With your socket set, disconnect the negative battery terminal cable, cutting all power to the vehicle.
Remove all overhead interior light fixtures completely, including all wires that might prohibit their removal. Mark the wires with masking tape and label them in some way so that you can reattach them properly.
Remove the screws or TORX bits (depending on the make of your vehicle) from the mouldings that hold the headliner in place, and remove the mouldings. The headliner should now be free.
Carefully remove the headliner from the vehicle, trying not to bend it.
Place the headliner face up on a clean surface and inspect the fabric.
Peel back the fabric as necessary to expose the cardboard underneath. Peel it back slightly beyond the locations of the initial problem areas.
Using your putty knife or scraper, remove any loose debris left over from the old glue or foam.
Apply a light 3-4 inch swath of spray glue across the length of the exposed area closest to the edge where the fabric is still attached. Using your hand, slowly apply the fabric onto the newly sprayed area, pushing out any bubbles or kinks as you go. It is not advisable to spray the entire area in one shot. The smaller the area you work in, the easier it will be to get good results.

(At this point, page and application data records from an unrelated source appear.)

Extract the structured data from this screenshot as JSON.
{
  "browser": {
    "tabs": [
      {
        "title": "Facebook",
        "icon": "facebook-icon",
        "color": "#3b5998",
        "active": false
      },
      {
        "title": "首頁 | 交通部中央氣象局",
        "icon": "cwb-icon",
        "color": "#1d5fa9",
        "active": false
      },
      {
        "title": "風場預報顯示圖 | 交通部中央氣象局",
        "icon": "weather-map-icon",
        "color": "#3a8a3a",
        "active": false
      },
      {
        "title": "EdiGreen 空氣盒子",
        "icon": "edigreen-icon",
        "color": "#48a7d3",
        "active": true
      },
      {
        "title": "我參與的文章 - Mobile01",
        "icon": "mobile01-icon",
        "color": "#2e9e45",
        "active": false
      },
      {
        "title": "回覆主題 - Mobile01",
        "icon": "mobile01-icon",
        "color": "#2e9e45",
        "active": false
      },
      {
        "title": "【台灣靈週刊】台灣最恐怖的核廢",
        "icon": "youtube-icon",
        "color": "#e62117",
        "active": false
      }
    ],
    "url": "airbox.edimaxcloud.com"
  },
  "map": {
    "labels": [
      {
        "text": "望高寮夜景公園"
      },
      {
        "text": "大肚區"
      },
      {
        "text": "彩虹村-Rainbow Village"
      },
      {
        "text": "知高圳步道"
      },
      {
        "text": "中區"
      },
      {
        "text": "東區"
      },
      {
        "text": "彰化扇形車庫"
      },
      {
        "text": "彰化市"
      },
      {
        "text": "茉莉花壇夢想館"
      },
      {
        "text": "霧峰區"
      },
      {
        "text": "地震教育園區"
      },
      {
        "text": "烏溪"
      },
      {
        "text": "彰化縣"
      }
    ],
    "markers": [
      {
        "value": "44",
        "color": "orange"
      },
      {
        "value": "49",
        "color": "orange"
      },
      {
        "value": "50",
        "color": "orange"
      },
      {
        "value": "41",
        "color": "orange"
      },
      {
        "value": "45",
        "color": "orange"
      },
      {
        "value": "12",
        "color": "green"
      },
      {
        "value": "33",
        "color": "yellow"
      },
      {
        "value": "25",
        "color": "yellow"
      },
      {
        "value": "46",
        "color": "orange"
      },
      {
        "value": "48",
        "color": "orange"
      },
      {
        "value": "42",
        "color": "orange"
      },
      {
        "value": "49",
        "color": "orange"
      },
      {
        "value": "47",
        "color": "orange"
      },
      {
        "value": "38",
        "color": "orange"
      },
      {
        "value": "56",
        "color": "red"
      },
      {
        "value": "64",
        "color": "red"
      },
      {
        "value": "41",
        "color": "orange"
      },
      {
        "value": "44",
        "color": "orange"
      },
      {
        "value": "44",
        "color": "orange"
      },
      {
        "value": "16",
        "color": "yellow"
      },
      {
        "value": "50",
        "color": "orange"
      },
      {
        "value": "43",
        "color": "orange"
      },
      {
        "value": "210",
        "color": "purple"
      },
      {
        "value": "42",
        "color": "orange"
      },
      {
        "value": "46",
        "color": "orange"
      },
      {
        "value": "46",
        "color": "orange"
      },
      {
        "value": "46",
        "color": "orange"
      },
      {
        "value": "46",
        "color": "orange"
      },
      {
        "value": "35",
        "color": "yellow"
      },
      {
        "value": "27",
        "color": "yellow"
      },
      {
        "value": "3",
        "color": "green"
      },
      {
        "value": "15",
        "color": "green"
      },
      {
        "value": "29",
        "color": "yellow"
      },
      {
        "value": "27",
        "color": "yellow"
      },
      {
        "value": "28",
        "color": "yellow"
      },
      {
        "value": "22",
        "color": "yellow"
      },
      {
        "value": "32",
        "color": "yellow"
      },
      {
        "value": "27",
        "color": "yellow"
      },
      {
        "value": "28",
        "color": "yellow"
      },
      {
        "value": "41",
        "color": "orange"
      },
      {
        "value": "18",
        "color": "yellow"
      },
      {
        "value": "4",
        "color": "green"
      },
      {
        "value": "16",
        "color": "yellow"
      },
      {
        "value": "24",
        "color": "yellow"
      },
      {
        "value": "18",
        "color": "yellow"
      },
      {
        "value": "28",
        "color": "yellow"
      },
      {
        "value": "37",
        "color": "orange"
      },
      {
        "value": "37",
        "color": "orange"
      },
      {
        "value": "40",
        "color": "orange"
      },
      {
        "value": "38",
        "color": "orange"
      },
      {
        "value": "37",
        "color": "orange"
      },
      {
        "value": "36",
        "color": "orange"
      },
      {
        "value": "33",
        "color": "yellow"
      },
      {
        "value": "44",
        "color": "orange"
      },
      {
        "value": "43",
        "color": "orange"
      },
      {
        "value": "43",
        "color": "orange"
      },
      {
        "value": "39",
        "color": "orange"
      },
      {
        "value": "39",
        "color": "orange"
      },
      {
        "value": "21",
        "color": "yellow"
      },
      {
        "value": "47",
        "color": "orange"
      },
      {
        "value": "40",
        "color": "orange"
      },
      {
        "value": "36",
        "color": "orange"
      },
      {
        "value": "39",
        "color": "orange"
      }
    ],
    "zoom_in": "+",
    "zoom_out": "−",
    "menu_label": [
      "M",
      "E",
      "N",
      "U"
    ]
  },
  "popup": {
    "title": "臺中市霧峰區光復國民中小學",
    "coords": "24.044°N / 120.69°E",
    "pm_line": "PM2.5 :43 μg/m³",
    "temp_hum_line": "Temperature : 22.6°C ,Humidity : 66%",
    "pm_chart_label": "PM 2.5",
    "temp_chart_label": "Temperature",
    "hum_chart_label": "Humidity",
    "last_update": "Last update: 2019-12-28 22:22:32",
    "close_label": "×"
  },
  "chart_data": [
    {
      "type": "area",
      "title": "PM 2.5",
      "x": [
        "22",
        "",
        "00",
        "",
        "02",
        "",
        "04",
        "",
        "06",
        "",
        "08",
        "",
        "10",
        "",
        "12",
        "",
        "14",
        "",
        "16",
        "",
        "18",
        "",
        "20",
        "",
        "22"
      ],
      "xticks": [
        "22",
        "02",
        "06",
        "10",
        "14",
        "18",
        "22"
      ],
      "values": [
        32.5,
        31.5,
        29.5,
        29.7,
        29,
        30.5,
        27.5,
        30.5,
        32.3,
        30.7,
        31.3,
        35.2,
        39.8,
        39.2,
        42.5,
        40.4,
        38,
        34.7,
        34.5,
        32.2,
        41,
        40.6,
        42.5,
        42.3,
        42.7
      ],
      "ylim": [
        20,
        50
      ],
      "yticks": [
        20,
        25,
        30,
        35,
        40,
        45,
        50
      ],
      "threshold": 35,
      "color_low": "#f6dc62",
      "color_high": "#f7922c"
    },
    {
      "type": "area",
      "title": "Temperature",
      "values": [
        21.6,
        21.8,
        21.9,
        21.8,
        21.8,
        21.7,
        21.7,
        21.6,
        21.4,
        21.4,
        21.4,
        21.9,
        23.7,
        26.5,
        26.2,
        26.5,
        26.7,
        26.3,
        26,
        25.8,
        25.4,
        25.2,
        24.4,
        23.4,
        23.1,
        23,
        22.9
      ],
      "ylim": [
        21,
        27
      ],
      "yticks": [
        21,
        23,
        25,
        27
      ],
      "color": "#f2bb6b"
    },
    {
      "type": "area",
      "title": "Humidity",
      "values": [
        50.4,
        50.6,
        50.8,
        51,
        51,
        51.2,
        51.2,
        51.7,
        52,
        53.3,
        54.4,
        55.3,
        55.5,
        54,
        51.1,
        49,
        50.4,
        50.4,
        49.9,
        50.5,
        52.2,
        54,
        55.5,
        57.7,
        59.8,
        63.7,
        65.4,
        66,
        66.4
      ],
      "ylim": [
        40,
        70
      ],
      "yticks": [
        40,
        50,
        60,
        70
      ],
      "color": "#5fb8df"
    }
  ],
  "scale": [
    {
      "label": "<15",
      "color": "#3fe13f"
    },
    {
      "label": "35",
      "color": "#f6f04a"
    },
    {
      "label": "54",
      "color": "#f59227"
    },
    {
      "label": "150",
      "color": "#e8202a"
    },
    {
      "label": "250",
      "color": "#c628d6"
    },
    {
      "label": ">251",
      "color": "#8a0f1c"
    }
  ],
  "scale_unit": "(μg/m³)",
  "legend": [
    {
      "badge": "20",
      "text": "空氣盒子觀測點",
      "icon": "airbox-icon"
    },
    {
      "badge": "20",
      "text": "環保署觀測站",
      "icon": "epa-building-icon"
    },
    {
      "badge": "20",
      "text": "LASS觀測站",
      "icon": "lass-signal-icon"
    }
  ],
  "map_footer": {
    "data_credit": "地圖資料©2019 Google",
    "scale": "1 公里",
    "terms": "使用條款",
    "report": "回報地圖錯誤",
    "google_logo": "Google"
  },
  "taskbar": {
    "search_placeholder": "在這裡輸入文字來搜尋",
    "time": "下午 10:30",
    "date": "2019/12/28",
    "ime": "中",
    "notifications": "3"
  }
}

Keep repeating the glue process until you've reattached the fabric to all sections. Follow the dry-time guidelines for the spray glue. Once dry, inspect the headliner for any bubbles and reverse the removal steps to reinstall the headliner.
- Use a good quality, fabric-safe spray glue. And don't overuse it. Excess glue will soak into the fabric and ruin it with dark crusty spots. If you want a perfect, seamless, factory-uniform look, it might be best to buy some new fabric and start from scratch. Most headliners have a thin layer of foam which deteriorates, so the newly glued area may have a slightly different look.